Akron native leaves New York City, the epicenter of COVID-19 crisis, to find 'normalcy' in Solon

Akron native comes back to Cleveland because her immune system is compromised and NYC is dealing with a crisis
Posted at 7:33 AM, Mar 27, 2020

CLEVELAND — A woman raised in Akron, who has worked in New York City for years, is now back in our area for a very important reason. This is at a time when local health experts just this week warned of people from the NYC area coming to Cleveland. However, Jodi Taub’s story is a bit different and hopes to help you understand compromised people and how friends are opening up their homes.

“I’m very thankful and grateful that I was able to get out of New York and that I had somewhere safe to go.” Taub told us. “I’m a proud Buckeye and I’ve never been happier to be home, my entire life.”

Taub is now staying in Solon with her longtime friend.

“The minute that she called me and I could kind of hear the panic in her voice, she’s like, ‘I think I need to come to Cleveland,’ and it wasn’t even a hesitation,” said Rachel Arnopolin, 45, from Solon.

Taub has something called Primary Immunodeficiency. It’s caused by an inherited flaw in a person’s immune system, making them more susceptible to infections.

“I don’t have the antibodies to fight off regular diseases such as the flu and colds and viruses,” said Taub. Because of that, she told us she began preparing for the Coronavirus about 6 weeks ago. She said she already, normally wears masks when she goes to the doctor. She scans rooms to see who’s sick and coughing. She uses plenty of hand sanitizer.
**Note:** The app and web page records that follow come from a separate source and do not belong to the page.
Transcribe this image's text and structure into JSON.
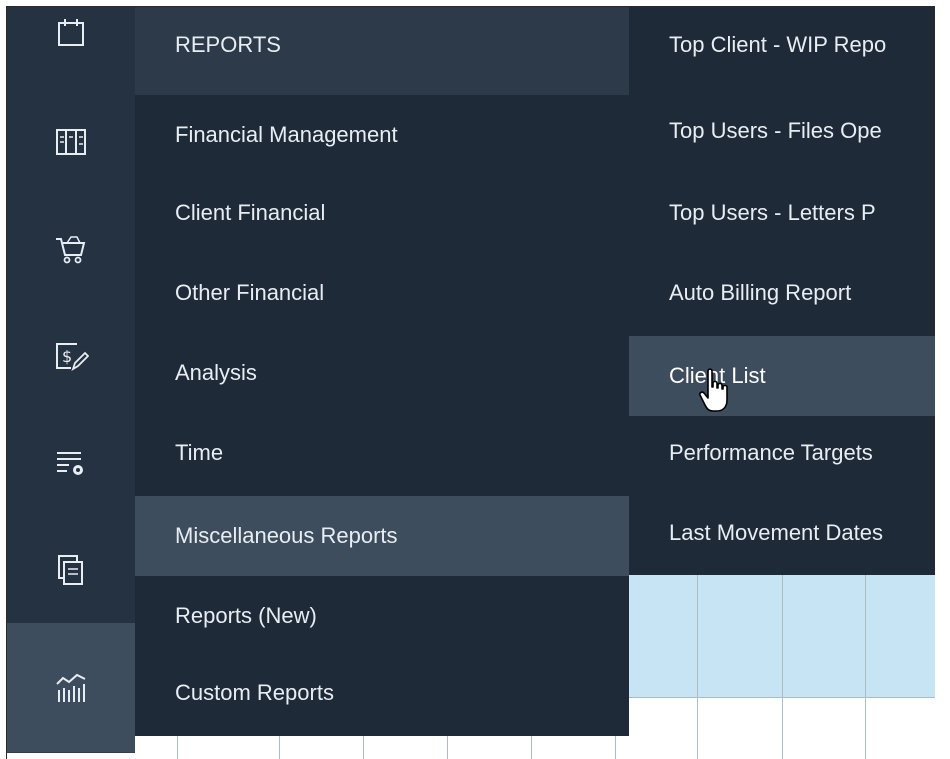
{
  "rail": {
    "icons": [
      {
        "name": "calendar-icon"
      },
      {
        "name": "ledger-icon"
      },
      {
        "name": "cart-icon"
      },
      {
        "name": "dollar-edit-icon"
      },
      {
        "name": "list-settings-icon"
      },
      {
        "name": "documents-icon"
      },
      {
        "name": "chart-icon"
      }
    ],
    "active_index": 6
  },
  "menu": {
    "header": "REPORTS",
    "items": [
      {
        "label": "Financial Management"
      },
      {
        "label": "Client Financial"
      },
      {
        "label": "Other Financial"
      },
      {
        "label": "Analysis"
      },
      {
        "label": "Time"
      },
      {
        "label": "Miscellaneous Reports"
      },
      {
        "label": "Reports (New)"
      },
      {
        "label": "Custom Reports"
      }
    ],
    "active_label": "Miscellaneous Reports"
  },
  "submenu": {
    "items": [
      {
        "label": "Top Client - WIP Repo"
      },
      {
        "label": "Top Users - Files Ope"
      },
      {
        "label": "Top Users - Letters P"
      },
      {
        "label": "Auto Billing Report"
      },
      {
        "label": "Client List"
      },
      {
        "label": "Performance Targets"
      },
      {
        "label": "Last Movement Dates"
      }
    ],
    "hovered_label": "Client List"
  },
  "colors": {
    "menu_bg": "#1e2a38",
    "menu_active": "#3d4d5d",
    "text": "#e8edf2",
    "grid_blue": "#c6e4f3"
  }
}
“In this case (with the Coronavirus), everyone else is experiencing this, too, verses it just being me who has to live by these rules,” Taub said.

She usually works in Manhattan where New York City has become the epicenter off the virus for the U.S.

“New York City was seeing double the number of cases every two-and-a-half days,” said New York’s Governor Andrew Cuomo in a recent interview.

Local health leaders are warning us about people coming here.

“We have travelers from New York City in our community who we have lab-confirmed cases linked to New York,” said Dr. Heidi Gullett from the Cuyahoga County Board of Health.

Taub was in self-quarantine for 9 days before coming to Solon. She has been in isolation for the past 10 days here, was tested here, and is Coronavirus-free. “Since I’ve been to Ohio so people don’t have to worry, I have not gone anywhere, except for the backyard, and Rachel’s house and our car. I wanted to take a drive,” said Taub.

She knows just how devastating something like this can be physically and mentally. She’s a therapist for people who are chronically ill. “Many of my patients are sick with Corona and are coming down with it. There are friends of mine who I know that are coming down with this as well,” she told us.

Taub has been using tele-conferencing with her patients for weeks now, staying away but being right there for them, too. She knows what they’re going through.

“I was so fearful,” said Taub. “I couldn’t go out the front door. I couldn’t go to the elevator. I couldn’t walk my dog. So, to be able to not feel like there’s a target on my back and I have some normalcy in my life here…we have family dinners every night and I can walk outside.”

Taub said she has to go to the doctor every three to four days just because of her condition. That’s one reason she’s back here, to get care at Cleveland Clinic. She is looking for an apartment in the area until there’s a better grip on the coronavirus in New York City.